The origins of the advent wreath are found in the folk practices of the pre-Christian Germanic peoples who, during the cold December darkness of Eastern Europe, gathered wreaths of evergreen and lighted fires as signs of hope in a coming spring and renewed light. By the Middle Ages, Christians used wreathes as part of their spiritual preparation for Christmas. By 1600, both Catholics and Lutherans had more formal practices surrounding the Advent wreath.
The wreath itself is usually made of pine or cedar sprigs which are drawn into a circle symbolizing God’s eternity. Affixed to the wreath are four candles; three purple and one rose or pink, which are lit one on each of the four Sundays. The rose candle anticipates and symbolizes
the Christmas joy announced in the first word of the Entrance Antiphon: Rejoice (Latin, Gaudete). For this reason the Third Sunday is also called Gaudete Sunday, and rose colored vestments are often used.

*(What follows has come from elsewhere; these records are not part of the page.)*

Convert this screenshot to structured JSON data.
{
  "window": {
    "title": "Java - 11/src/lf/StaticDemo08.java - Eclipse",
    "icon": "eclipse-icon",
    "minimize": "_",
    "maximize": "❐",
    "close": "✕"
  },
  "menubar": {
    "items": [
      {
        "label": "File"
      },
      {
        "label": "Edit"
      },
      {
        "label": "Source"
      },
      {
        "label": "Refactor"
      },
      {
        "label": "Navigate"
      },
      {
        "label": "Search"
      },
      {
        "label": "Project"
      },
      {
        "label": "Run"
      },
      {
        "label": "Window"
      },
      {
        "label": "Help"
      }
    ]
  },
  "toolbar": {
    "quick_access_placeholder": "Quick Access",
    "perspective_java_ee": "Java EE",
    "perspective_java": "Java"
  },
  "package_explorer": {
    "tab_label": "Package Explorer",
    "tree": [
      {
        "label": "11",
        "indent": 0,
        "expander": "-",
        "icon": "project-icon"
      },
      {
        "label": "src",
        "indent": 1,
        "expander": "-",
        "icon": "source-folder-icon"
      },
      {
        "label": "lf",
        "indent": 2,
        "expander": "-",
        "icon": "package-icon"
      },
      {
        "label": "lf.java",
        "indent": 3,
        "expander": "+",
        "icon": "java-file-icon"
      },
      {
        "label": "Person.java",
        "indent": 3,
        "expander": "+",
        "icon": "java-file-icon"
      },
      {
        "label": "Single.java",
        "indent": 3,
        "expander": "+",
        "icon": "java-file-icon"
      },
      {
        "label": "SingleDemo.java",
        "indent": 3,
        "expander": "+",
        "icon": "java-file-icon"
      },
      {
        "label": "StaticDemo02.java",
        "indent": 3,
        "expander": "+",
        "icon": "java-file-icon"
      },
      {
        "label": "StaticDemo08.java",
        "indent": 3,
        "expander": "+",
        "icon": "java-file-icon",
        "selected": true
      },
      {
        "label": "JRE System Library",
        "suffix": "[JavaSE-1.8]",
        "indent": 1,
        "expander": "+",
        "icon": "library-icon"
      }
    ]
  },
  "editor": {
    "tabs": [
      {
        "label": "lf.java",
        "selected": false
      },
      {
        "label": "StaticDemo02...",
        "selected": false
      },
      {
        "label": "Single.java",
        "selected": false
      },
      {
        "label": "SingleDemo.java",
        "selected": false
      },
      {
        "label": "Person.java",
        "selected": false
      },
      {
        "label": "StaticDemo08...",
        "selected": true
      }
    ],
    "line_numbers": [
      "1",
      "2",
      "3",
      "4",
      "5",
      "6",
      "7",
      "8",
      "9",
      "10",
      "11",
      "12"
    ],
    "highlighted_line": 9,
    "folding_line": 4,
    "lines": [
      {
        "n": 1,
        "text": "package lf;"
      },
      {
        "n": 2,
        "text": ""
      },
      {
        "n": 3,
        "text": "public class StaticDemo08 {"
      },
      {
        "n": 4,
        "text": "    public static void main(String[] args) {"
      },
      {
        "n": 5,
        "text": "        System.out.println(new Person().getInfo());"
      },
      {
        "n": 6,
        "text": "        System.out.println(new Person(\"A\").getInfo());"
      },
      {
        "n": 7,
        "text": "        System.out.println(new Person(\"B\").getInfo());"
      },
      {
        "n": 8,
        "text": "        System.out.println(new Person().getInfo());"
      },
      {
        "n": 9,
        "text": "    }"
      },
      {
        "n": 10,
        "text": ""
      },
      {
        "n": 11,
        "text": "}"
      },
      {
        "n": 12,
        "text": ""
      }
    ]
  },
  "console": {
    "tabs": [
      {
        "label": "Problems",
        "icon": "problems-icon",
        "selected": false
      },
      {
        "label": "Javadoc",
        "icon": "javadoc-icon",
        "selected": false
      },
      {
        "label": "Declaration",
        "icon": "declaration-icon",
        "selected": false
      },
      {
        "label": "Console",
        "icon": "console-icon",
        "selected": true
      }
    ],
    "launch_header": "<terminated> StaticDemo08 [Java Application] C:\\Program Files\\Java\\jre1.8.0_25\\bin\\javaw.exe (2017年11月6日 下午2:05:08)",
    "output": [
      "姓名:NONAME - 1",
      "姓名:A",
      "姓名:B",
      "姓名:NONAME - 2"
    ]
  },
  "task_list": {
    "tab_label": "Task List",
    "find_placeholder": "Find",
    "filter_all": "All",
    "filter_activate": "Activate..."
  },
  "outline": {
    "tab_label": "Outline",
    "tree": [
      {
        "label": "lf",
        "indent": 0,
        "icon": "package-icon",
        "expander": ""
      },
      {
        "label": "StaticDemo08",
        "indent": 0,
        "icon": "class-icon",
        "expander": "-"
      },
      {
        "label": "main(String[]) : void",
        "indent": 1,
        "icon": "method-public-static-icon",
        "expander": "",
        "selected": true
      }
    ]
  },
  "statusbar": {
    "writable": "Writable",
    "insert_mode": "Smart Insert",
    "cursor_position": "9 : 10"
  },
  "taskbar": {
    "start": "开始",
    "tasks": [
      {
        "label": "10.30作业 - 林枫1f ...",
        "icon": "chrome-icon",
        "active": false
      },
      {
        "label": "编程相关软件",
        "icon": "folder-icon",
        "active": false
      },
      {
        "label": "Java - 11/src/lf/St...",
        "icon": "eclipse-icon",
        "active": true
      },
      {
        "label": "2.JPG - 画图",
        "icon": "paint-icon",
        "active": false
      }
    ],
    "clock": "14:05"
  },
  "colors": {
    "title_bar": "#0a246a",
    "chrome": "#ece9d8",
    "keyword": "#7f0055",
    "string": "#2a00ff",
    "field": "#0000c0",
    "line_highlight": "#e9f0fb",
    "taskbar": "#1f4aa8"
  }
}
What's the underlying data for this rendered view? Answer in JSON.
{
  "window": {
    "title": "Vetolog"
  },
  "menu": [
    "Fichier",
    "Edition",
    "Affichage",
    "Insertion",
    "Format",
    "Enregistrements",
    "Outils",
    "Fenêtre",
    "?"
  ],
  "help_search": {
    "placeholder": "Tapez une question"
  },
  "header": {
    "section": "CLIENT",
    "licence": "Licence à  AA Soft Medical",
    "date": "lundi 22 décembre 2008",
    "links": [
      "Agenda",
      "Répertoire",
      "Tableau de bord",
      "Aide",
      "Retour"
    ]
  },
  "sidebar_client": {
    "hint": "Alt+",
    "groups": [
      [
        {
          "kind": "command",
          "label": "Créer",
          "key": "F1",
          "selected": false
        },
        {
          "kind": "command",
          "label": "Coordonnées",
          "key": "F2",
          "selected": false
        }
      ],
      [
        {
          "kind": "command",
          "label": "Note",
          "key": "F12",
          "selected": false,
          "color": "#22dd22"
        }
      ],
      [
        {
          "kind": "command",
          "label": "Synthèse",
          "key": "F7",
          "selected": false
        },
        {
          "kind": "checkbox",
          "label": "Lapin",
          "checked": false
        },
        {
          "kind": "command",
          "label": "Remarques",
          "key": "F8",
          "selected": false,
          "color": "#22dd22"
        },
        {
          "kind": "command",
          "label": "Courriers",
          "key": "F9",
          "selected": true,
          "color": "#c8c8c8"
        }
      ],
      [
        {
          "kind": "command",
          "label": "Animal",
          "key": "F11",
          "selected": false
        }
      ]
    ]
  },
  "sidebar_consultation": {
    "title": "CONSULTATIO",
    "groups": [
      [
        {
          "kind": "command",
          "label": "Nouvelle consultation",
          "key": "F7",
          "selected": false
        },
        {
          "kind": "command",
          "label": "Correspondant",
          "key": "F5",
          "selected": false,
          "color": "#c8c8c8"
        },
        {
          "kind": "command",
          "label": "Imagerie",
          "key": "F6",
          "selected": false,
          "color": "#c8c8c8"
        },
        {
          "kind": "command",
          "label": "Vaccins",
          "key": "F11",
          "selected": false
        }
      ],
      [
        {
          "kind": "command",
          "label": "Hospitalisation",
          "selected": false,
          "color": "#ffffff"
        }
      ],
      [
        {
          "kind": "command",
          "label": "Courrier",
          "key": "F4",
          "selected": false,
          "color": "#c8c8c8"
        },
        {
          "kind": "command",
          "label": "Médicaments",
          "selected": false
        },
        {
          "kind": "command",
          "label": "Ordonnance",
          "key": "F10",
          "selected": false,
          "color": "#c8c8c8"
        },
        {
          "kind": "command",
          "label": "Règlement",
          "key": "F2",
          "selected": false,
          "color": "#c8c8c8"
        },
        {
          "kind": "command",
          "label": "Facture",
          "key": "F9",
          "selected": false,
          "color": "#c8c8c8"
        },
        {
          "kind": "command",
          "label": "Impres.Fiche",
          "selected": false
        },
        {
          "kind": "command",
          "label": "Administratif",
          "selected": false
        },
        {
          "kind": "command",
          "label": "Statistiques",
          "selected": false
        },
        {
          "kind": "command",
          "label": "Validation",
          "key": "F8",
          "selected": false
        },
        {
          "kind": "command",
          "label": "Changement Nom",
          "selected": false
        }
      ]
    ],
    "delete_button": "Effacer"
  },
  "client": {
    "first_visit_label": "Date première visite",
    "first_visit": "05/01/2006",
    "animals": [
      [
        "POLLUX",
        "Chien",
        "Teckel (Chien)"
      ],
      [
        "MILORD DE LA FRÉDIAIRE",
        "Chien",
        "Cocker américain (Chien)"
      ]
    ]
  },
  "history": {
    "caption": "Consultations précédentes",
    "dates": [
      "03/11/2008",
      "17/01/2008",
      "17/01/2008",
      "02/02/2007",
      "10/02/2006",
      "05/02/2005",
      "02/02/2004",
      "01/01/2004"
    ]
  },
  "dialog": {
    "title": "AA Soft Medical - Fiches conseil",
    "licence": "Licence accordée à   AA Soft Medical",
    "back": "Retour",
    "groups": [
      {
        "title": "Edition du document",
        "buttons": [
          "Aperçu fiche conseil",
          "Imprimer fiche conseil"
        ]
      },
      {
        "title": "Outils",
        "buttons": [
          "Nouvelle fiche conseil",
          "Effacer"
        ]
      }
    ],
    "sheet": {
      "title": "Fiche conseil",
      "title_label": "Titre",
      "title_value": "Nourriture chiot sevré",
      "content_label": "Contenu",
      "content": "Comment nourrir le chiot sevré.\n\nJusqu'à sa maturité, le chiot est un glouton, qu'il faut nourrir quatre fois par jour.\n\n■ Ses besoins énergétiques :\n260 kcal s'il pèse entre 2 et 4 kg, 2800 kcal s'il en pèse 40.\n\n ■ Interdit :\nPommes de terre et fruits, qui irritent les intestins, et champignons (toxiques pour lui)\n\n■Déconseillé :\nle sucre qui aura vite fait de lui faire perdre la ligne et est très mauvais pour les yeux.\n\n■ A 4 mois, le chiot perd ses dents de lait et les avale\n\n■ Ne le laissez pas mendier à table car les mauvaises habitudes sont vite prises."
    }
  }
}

Sometimes a fifth white candle is placed in the center of the circle and is lit on Christmas Eve. The wreath has always been a sign of glory and victory while the light from the candles, gradually increasing every week, symbolically dispels the darkness. As the candles burn, they visibly mark the passing of time until Christmas Day.